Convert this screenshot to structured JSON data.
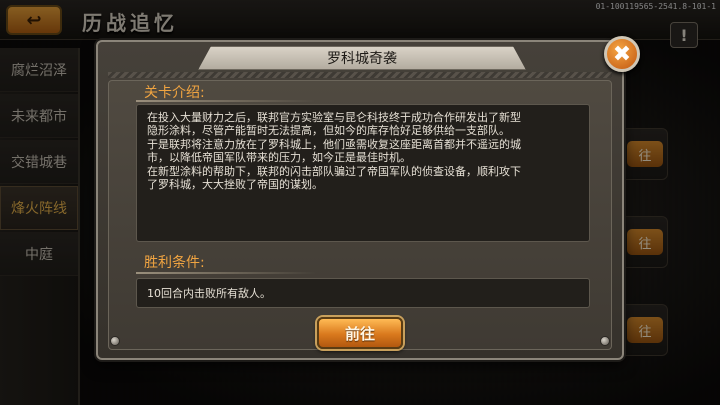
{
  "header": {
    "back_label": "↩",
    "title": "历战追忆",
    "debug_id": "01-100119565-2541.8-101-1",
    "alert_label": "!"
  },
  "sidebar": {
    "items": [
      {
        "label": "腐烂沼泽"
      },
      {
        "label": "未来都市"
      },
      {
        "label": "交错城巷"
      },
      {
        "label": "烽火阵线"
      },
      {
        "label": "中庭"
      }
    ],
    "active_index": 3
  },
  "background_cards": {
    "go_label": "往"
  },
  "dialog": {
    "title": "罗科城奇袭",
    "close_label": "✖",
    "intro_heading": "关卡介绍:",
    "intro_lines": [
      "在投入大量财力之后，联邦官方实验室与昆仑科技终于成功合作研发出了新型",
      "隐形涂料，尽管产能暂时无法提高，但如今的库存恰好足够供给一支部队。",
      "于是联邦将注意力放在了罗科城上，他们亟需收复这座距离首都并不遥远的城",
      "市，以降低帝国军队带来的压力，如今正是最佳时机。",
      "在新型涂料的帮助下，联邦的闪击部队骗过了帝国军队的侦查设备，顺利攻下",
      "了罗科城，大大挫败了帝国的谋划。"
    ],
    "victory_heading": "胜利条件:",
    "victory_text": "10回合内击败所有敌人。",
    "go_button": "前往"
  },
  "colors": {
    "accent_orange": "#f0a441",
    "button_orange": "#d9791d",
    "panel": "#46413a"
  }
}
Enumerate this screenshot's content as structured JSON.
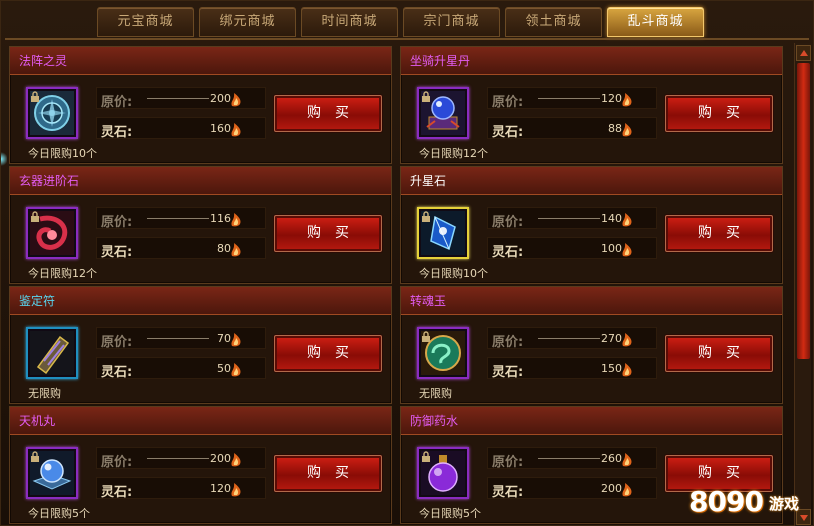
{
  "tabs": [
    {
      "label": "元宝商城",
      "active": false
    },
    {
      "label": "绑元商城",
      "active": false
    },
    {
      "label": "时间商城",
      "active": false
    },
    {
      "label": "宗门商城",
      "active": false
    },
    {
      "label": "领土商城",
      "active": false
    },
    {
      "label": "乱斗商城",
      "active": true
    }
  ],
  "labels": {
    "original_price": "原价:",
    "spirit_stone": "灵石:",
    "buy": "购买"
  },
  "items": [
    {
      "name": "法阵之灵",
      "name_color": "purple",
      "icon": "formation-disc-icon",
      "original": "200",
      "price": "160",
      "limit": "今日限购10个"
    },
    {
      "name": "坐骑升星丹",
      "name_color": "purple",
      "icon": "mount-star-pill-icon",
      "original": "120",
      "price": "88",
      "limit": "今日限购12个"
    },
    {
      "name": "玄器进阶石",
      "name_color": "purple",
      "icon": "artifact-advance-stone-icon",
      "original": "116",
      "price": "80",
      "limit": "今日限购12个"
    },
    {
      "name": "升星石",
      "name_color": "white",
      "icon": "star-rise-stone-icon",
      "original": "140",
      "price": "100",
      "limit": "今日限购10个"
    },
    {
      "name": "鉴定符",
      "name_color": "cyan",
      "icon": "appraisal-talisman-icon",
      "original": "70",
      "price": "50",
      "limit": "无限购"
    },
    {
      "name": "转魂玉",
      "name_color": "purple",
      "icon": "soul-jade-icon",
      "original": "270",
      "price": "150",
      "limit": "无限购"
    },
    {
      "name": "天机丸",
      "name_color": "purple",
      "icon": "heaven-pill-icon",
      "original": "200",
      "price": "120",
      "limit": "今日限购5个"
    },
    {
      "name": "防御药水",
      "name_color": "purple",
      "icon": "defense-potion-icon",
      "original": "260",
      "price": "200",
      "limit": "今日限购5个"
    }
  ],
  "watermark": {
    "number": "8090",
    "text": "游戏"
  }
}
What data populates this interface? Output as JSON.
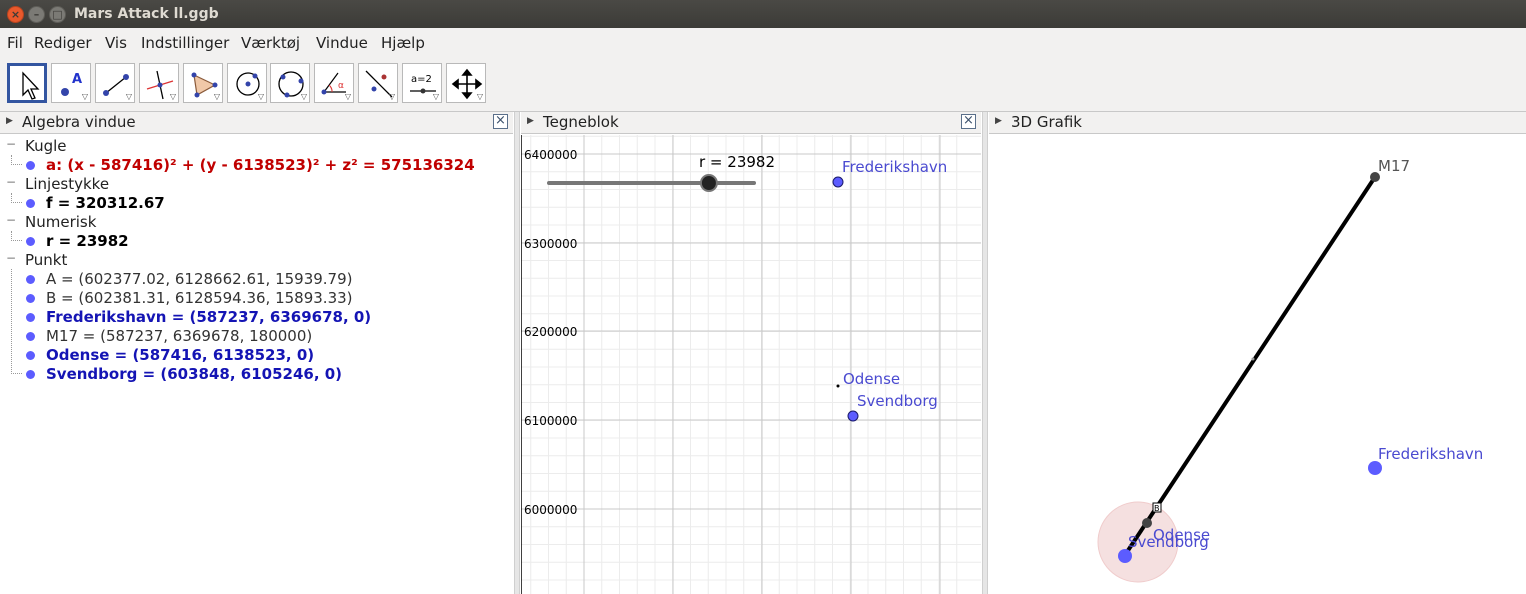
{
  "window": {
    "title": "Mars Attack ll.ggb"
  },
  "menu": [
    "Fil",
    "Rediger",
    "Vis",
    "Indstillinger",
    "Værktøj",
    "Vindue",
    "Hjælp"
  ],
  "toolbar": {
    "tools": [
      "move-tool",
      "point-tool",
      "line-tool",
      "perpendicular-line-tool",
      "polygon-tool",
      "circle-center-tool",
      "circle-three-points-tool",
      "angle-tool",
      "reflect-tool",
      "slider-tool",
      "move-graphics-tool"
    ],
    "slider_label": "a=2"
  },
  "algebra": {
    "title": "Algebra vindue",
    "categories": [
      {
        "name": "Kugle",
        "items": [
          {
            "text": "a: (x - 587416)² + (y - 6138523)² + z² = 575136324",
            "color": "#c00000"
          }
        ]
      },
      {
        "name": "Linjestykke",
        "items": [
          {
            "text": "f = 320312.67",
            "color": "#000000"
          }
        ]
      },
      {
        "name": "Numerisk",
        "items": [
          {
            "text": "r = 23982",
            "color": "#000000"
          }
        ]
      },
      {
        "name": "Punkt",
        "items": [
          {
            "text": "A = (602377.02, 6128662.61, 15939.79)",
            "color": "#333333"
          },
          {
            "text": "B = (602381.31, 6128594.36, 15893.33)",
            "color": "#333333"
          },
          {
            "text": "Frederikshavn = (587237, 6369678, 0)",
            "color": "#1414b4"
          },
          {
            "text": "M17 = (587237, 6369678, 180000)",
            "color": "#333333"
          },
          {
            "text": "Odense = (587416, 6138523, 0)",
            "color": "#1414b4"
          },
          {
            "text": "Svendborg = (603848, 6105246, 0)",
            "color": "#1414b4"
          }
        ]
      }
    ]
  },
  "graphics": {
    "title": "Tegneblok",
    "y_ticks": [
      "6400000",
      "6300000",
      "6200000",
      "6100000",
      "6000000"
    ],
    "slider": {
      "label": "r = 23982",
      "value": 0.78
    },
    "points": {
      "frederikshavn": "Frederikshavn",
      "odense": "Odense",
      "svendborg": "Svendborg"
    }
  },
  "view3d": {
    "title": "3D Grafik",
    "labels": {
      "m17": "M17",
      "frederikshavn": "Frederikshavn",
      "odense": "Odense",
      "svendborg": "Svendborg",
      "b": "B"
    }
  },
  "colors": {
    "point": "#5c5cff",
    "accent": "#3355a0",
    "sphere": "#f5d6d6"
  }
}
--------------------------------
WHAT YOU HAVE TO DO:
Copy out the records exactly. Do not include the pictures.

RESPONSE TO THIS TASK:
Convert this screenshot to structured JSON data.
{
  "header": {
    "back_label": "↩",
    "title": "历战追忆",
    "debug_id": "01-100119565-2541.8-101-1",
    "alert_label": "!"
  },
  "sidebar": {
    "items": [
      {
        "label": "腐烂沼泽"
      },
      {
        "label": "未来都市"
      },
      {
        "label": "交错城巷"
      },
      {
        "label": "烽火阵线"
      },
      {
        "label": "中庭"
      }
    ],
    "active_index": 3
  },
  "background_cards": {
    "go_label": "往"
  },
  "dialog": {
    "title": "罗科城奇袭",
    "close_label": "✖",
    "intro_heading": "关卡介绍:",
    "intro_lines": [
      "在投入大量财力之后，联邦官方实验室与昆仑科技终于成功合作研发出了新型",
      "隐形涂料，尽管产能暂时无法提高，但如今的库存恰好足够供给一支部队。",
      "于是联邦将注意力放在了罗科城上，他们亟需收复这座距离首都并不遥远的城",
      "市，以降低帝国军队带来的压力，如今正是最佳时机。",
      "在新型涂料的帮助下，联邦的闪击部队骗过了帝国军队的侦查设备，顺利攻下",
      "了罗科城，大大挫败了帝国的谋划。"
    ],
    "victory_heading": "胜利条件:",
    "victory_text": "10回合内击败所有敌人。",
    "go_button": "前往"
  },
  "colors": {
    "accent_orange": "#f0a441",
    "button_orange": "#d9791d",
    "panel": "#46413a"
  }
}
Enumerate this screenshot's content as structured JSON.
{
  "tabs": [
    {
      "label": "元宝商城",
      "active": false
    },
    {
      "label": "绑元商城",
      "active": false
    },
    {
      "label": "时间商城",
      "active": false
    },
    {
      "label": "宗门商城",
      "active": false
    },
    {
      "label": "领土商城",
      "active": false
    },
    {
      "label": "乱斗商城",
      "active": true
    }
  ],
  "labels": {
    "original_price": "原价:",
    "spirit_stone": "灵石:",
    "buy": "购买"
  },
  "items": [
    {
      "name": "法阵之灵",
      "name_color": "purple",
      "icon": "formation-disc-icon",
      "original": "200",
      "price": "160",
      "limit": "今日限购10个"
    },
    {
      "name": "坐骑升星丹",
      "name_color": "purple",
      "icon": "mount-star-pill-icon",
      "original": "120",
      "price": "88",
      "limit": "今日限购12个"
    },
    {
      "name": "玄器进阶石",
      "name_color": "purple",
      "icon": "artifact-advance-stone-icon",
      "original": "116",
      "price": "80",
      "limit": "今日限购12个"
    },
    {
      "name": "升星石",
      "name_color": "white",
      "icon": "star-rise-stone-icon",
      "original": "140",
      "price": "100",
      "limit": "今日限购10个"
    },
    {
      "name": "鉴定符",
      "name_color": "cyan",
      "icon": "appraisal-talisman-icon",
      "original": "70",
      "price": "50",
      "limit": "无限购"
    },
    {
      "name": "转魂玉",
      "name_color": "purple",
      "icon": "soul-jade-icon",
      "original": "270",
      "price": "150",
      "limit": "无限购"
    },
    {
      "name": "天机丸",
      "name_color": "purple",
      "icon": "heaven-pill-icon",
      "original": "200",
      "price": "120",
      "limit": "今日限购5个"
    },
    {
      "name": "防御药水",
      "name_color": "purple",
      "icon": "defense-potion-icon",
      "original": "260",
      "price": "200",
      "limit": "今日限购5个"
    }
  ],
  "watermark": {
    "number": "8090",
    "text": "游戏"
  }
}
What data populates this interface? Output as JSON.
{
  "window": {
    "title": "Mars Attack ll.ggb"
  },
  "menu": [
    "Fil",
    "Rediger",
    "Vis",
    "Indstillinger",
    "Værktøj",
    "Vindue",
    "Hjælp"
  ],
  "toolbar": {
    "tools": [
      "move-tool",
      "point-tool",
      "line-tool",
      "perpendicular-line-tool",
      "polygon-tool",
      "circle-center-tool",
      "circle-three-points-tool",
      "angle-tool",
      "reflect-tool",
      "slider-tool",
      "move-graphics-tool"
    ],
    "slider_label": "a=2"
  },
  "algebra": {
    "title": "Algebra vindue",
    "categories": [
      {
        "name": "Kugle",
        "items": [
          {
            "text": "a: (x - 587416)² + (y - 6138523)² + z² = 575136324",
            "color": "#c00000"
          }
        ]
      },
      {
        "name": "Linjestykke",
        "items": [
          {
            "text": "f = 320312.67",
            "color": "#000000"
          }
        ]
      },
      {
        "name": "Numerisk",
        "items": [
          {
            "text": "r = 23982",
            "color": "#000000"
          }
        ]
      },
      {
        "name": "Punkt",
        "items": [
          {
            "text": "A = (602377.02, 6128662.61, 15939.79)",
            "color": "#333333"
          },
          {
            "text": "B = (602381.31, 6128594.36, 15893.33)",
            "color": "#333333"
          },
          {
            "text": "Frederikshavn = (587237, 6369678, 0)",
            "color": "#1414b4"
          },
          {
            "text": "M17 = (587237, 6369678, 180000)",
            "color": "#333333"
          },
          {
            "text": "Odense = (587416, 6138523, 0)",
            "color": "#1414b4"
          },
          {
            "text": "Svendborg = (603848, 6105246, 0)",
            "color": "#1414b4"
          }
        ]
      }
    ]
  },
  "graphics": {
    "title": "Tegneblok",
    "y_ticks": [
      "6400000",
      "6300000",
      "6200000",
      "6100000",
      "6000000"
    ],
    "slider": {
      "label": "r = 23982",
      "value": 0.78
    },
    "points": {
      "frederikshavn": "Frederikshavn",
      "odense": "Odense",
      "svendborg": "Svendborg"
    }
  },
  "view3d": {
    "title": "3D Grafik",
    "labels": {
      "m17": "M17",
      "frederikshavn": "Frederikshavn",
      "odense": "Odense",
      "svendborg": "Svendborg",
      "b": "B"
    }
  },
  "colors": {
    "point": "#5c5cff",
    "accent": "#3355a0",
    "sphere": "#f5d6d6"
  }
}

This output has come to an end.